[Component data from apps and pages]

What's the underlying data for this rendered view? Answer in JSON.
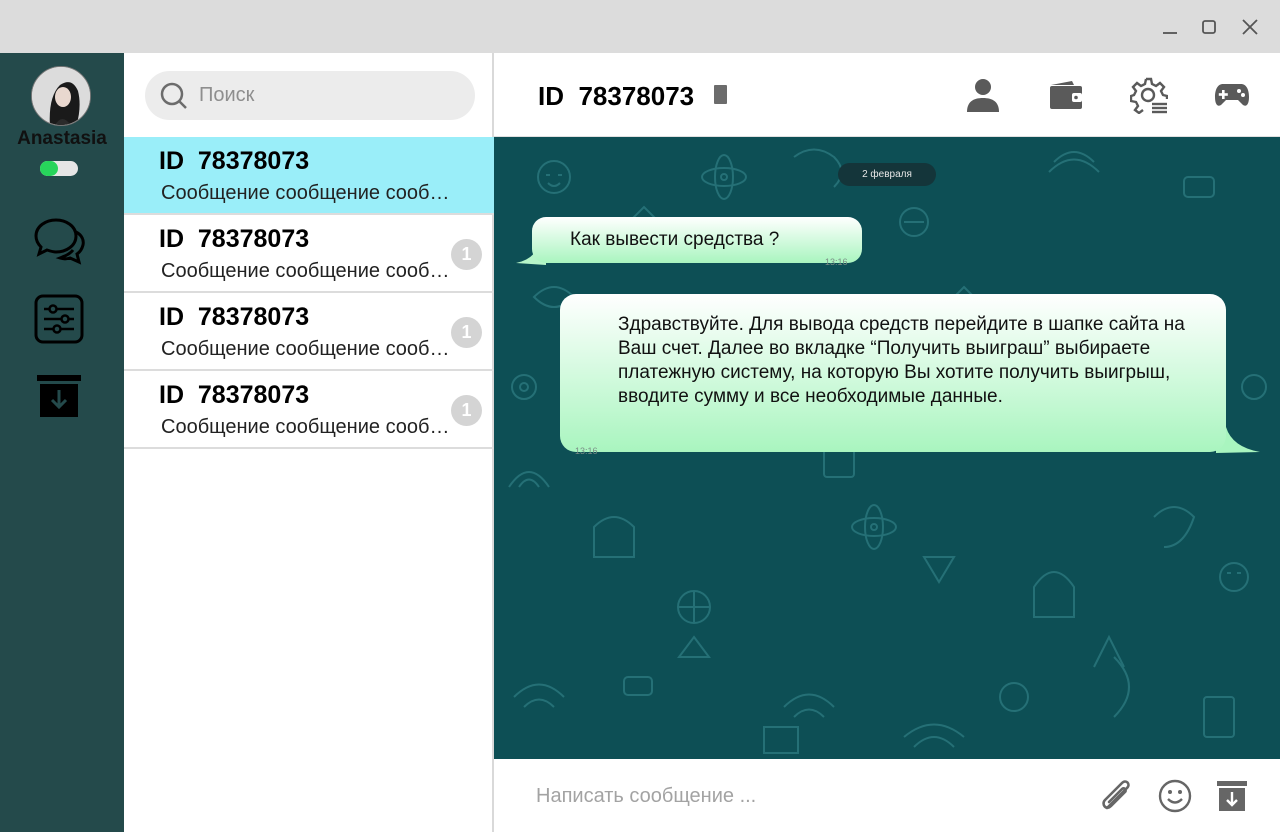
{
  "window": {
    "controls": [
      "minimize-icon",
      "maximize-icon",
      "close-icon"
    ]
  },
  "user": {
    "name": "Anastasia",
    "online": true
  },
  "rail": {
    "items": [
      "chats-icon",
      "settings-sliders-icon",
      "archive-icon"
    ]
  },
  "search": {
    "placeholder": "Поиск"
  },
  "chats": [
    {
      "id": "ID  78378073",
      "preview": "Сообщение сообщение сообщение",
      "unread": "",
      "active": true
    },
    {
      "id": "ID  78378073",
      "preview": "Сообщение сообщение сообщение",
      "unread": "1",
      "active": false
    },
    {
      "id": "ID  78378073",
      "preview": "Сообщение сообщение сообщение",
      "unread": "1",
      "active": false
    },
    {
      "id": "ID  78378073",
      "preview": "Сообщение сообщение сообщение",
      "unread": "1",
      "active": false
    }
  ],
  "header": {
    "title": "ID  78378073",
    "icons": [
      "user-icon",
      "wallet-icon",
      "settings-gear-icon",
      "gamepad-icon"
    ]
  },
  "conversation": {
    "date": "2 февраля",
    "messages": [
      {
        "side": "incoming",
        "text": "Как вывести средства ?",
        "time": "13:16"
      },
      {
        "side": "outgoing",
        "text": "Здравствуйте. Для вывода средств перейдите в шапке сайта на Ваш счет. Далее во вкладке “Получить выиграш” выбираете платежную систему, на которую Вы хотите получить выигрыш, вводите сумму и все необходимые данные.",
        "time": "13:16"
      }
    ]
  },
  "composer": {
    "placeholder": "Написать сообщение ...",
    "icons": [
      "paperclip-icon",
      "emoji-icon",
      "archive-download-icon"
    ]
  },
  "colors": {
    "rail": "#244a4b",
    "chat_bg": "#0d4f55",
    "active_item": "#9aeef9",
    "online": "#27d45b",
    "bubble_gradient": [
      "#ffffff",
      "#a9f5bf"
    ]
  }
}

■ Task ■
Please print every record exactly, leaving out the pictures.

■ Solution to this exercise ■
What's the underlying data for this rendered view? Answer in JSON.
{
  "window": {
    "controls": [
      "minimize-icon",
      "maximize-icon",
      "close-icon"
    ]
  },
  "user": {
    "name": "Anastasia",
    "online": true
  },
  "rail": {
    "items": [
      "chats-icon",
      "settings-sliders-icon",
      "archive-icon"
    ]
  },
  "search": {
    "placeholder": "Поиск"
  },
  "chats": [
    {
      "id": "ID  78378073",
      "preview": "Сообщение сообщение сообщение",
      "unread": "",
      "active": true
    },
    {
      "id": "ID  78378073",
      "preview": "Сообщение сообщение сообщение",
      "unread": "1",
      "active": false
    },
    {
      "id": "ID  78378073",
      "preview": "Сообщение сообщение сообщение",
      "unread": "1",
      "active": false
    },
    {
      "id": "ID  78378073",
      "preview": "Сообщение сообщение сообщение",
      "unread": "1",
      "active": false
    }
  ],
  "header": {
    "title": "ID  78378073",
    "icons": [
      "user-icon",
      "wallet-icon",
      "settings-gear-icon",
      "gamepad-icon"
    ]
  },
  "conversation": {
    "date": "2 февраля",
    "messages": [
      {
        "side": "incoming",
        "text": "Как вывести средства ?",
        "time": "13:16"
      },
      {
        "side": "outgoing",
        "text": "Здравствуйте. Для вывода средств перейдите в шапке сайта на Ваш счет. Далее во вкладке “Получить выиграш” выбираете платежную систему, на которую Вы хотите получить выигрыш, вводите сумму и все необходимые данные.",
        "time": "13:16"
      }
    ]
  },
  "composer": {
    "placeholder": "Написать сообщение ...",
    "icons": [
      "paperclip-icon",
      "emoji-icon",
      "archive-download-icon"
    ]
  },
  "colors": {
    "rail": "#244a4b",
    "chat_bg": "#0d4f55",
    "active_item": "#9aeef9",
    "online": "#27d45b",
    "bubble_gradient": [
      "#ffffff",
      "#a9f5bf"
    ]
  }
}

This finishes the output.